Element data from apps and pages:
BEGIN
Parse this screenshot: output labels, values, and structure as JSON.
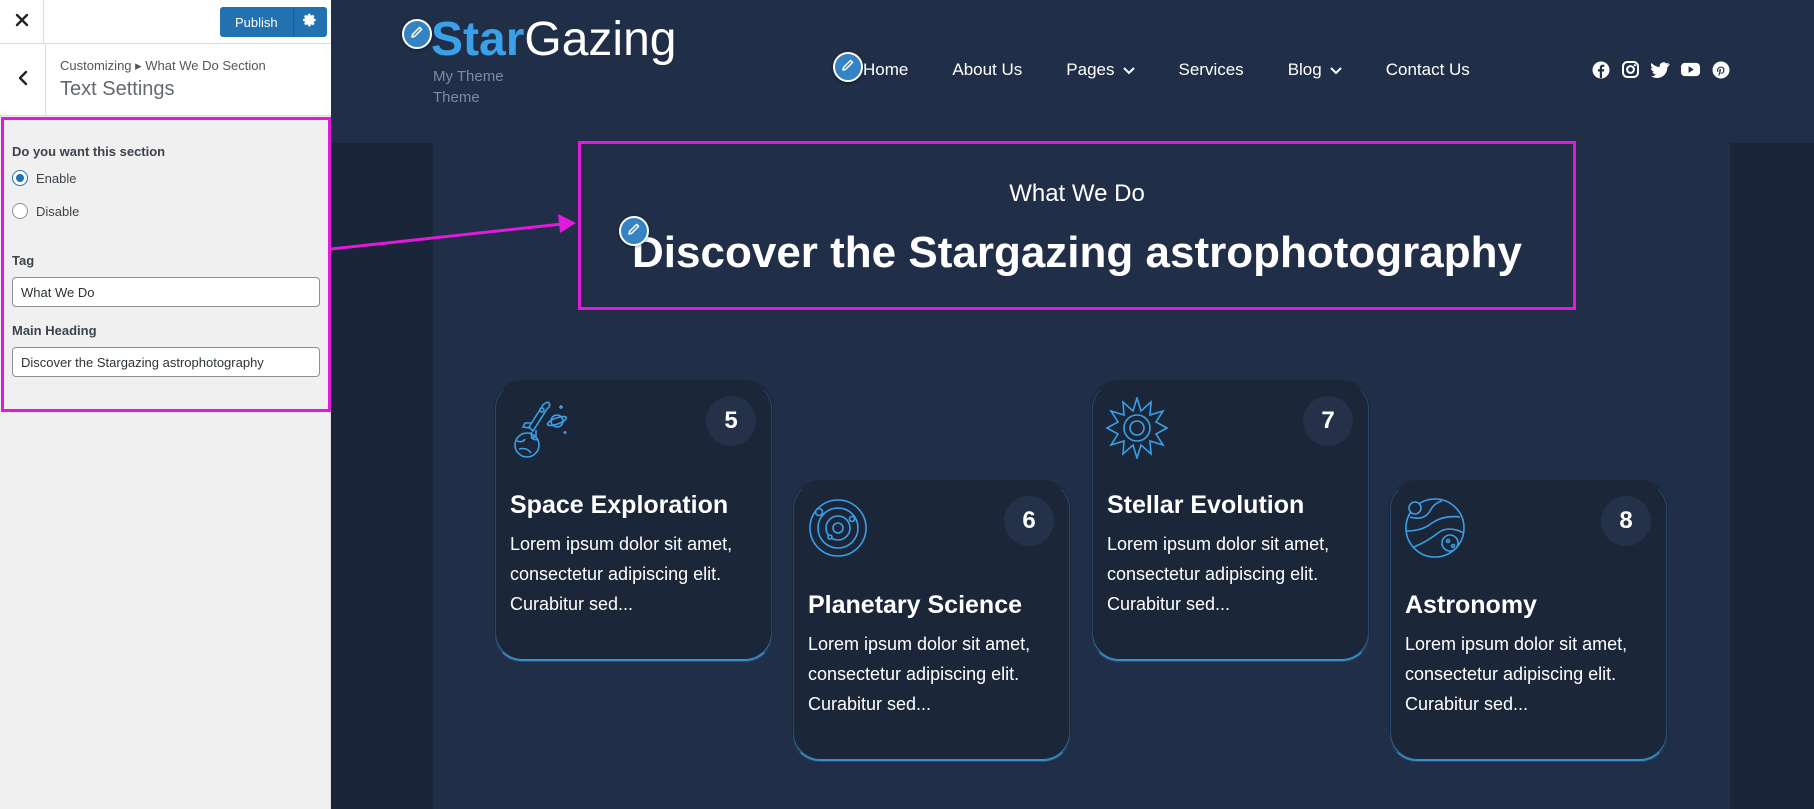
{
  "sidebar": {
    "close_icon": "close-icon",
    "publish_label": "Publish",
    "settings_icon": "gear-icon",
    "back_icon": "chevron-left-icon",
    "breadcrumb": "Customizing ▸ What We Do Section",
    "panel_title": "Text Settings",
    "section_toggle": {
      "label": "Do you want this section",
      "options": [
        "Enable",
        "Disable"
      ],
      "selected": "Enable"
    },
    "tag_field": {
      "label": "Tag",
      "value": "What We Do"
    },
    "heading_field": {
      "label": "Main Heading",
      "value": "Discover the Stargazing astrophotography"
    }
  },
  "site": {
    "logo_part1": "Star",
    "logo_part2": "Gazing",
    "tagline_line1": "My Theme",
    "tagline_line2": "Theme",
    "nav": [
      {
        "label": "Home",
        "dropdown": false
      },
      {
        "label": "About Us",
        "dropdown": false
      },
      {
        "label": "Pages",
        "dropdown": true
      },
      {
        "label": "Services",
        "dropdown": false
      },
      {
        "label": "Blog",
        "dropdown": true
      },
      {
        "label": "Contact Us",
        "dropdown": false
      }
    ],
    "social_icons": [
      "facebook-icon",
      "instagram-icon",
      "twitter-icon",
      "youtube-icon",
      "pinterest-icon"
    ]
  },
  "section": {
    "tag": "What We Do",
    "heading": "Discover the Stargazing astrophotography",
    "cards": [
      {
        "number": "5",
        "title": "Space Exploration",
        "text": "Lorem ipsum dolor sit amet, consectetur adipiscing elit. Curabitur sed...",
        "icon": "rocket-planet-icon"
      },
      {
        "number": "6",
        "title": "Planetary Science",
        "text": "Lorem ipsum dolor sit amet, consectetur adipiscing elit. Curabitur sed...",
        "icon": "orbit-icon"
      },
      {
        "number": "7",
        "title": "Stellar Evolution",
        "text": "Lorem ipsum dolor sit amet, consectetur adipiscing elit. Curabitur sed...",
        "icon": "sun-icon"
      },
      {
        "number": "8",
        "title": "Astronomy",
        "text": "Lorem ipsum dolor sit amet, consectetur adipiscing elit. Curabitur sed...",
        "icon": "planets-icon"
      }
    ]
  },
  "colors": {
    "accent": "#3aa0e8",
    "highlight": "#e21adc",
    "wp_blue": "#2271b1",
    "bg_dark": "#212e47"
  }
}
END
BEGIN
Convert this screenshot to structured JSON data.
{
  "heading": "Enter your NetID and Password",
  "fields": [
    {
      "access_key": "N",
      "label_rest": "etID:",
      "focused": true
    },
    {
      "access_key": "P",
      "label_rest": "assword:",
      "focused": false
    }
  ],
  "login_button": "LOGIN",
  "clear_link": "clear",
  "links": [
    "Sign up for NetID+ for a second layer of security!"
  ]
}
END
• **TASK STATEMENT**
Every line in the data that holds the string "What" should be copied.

• **ANSWER SPACE**
    "breadcrumb": "Customizing ▸ What We Do Section",
      "value": "What We Do"
    "tag": "What We Do",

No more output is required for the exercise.